You can also store tap water in sealed containers, if you know that a disaster is about to befall your community.
If you don't have time to stock up on water or if the disaster is sudden, you may need to purify the water that you have on hand. Perhaps it's trickling in to your faucet through damaged lines, so it may be contaminated. Maybe you're collecting rain water in a barrel, or you're just not sure how clean that game day Gatorade cooler was when you filled it up. In those cases, you can safely purify water yourself, with the right supplies.
This information is from the Washington State Health Department, who worked with theEmergency Management Division of the Washington State Military Department to put it this together.
These are tips to use when the only water available to you may be contaminated by bacteria or viruses. These techniques will not protect you if the water is unsafe because of chemicals, oils, poisonous substances, sewage or other contaminants. In those cases, do NOT use the water for drinking.
Storing water safely
- Store one gallon of water per person per day.
- Store at least a three-day supply of water per person.
- Collect the water from a safe supply.
- Thoroughly washed plastic containers such as soft drink bottles are best. You can also purchase food-grade plastic buckets or drums.
- Seal water containers tightly, label with date, and store in a cool, dark place.
- Replace water every six months.
- Never reuse a container that contained toxic materials such as pesticides, solvents, chemicals, oil or antifreeze.
Water purificationThere are two primary ways to treat water: boiling and adding bleach. If tap water is unsafe because of water contamination (from floods, streams or lakes), boiling is the best method.
- Cloudy water should be filtered before boiling or adding bleach.
- Filter water using coffee filters, paper towels, cheese cloth or a cotton plug in a funnel.
- Boiling is the safest way to purify water.
- Bring the water to a rolling boil for one minute.
- Let the water cool before drinking.
Purifying by adding liquid chlorine bleach
- If boiling is not possible, treat water by adding liquid household bleach, such as Clorox or Purex. Household bleach is typically between 5 percent and 6 percent chlorine. Avoid using bleaches that contain perfumes, dyes and other additives. Be sure to read the label.
- Place the water (filtered, if necessary) in a clean container. Add the amount of bleach according to the table below.
- Mix thoroughly and allow to stand for at least 30 minutes before using (60 minutes if the water is cloudy or very cold).
Treating Water with a 5-6 Percent Liquid Chlorine Bleach Solution
|Volume of Water to be Treated||Treating Clear/Cloudy Water:
Bleach Solution to Add
|Treating Cloudy, Very Cold, or Surface Water: Bleach Solution to Add|

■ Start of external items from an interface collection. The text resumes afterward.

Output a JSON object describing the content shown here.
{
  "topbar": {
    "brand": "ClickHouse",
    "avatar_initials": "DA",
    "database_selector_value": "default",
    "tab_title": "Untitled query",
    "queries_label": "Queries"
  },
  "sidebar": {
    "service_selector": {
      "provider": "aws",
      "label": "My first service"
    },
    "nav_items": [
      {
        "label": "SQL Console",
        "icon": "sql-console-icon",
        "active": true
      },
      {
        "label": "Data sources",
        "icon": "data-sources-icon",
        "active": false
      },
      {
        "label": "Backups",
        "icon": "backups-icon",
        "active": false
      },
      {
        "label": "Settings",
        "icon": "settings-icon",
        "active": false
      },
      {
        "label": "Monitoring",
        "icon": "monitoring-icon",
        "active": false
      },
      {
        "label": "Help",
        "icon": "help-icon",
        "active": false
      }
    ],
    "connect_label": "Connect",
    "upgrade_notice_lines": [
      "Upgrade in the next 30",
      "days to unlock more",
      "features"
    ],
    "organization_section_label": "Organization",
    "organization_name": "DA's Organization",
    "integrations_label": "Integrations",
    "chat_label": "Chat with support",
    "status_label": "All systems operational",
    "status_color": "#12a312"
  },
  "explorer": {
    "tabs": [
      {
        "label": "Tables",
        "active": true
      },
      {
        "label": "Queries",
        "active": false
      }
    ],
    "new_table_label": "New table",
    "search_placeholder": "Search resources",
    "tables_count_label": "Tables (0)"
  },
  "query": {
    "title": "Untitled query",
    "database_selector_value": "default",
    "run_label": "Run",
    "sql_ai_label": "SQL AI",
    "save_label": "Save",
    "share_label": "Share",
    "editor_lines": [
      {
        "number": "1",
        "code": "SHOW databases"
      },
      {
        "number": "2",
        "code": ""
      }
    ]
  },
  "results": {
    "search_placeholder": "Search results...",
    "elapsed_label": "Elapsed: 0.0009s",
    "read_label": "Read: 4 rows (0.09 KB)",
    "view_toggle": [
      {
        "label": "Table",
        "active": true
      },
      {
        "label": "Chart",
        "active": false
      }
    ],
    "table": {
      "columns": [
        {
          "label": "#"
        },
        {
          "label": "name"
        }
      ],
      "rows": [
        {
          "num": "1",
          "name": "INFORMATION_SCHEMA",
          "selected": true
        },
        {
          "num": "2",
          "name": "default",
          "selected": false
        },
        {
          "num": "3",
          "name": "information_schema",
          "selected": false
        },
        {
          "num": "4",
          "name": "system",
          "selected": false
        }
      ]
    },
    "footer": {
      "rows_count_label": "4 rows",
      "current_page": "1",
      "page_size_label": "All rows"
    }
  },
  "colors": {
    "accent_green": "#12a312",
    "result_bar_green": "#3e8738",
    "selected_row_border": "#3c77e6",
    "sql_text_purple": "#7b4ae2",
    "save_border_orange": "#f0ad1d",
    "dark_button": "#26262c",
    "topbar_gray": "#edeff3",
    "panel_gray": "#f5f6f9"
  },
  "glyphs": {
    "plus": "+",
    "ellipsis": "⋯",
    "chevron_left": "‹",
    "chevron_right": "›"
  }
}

|1 quart/1 liter||3 drops||5 drops|
|1/2 gallon/2 quarts/2 liters||5 drops||10 drops|
|1 gallon||1/8 teaspoon||1/4 teaspoon|
|5 gallons||1/2 teaspoon||1 teaspoon|
|10 gallons||1 teaspoon||2 teaspoons|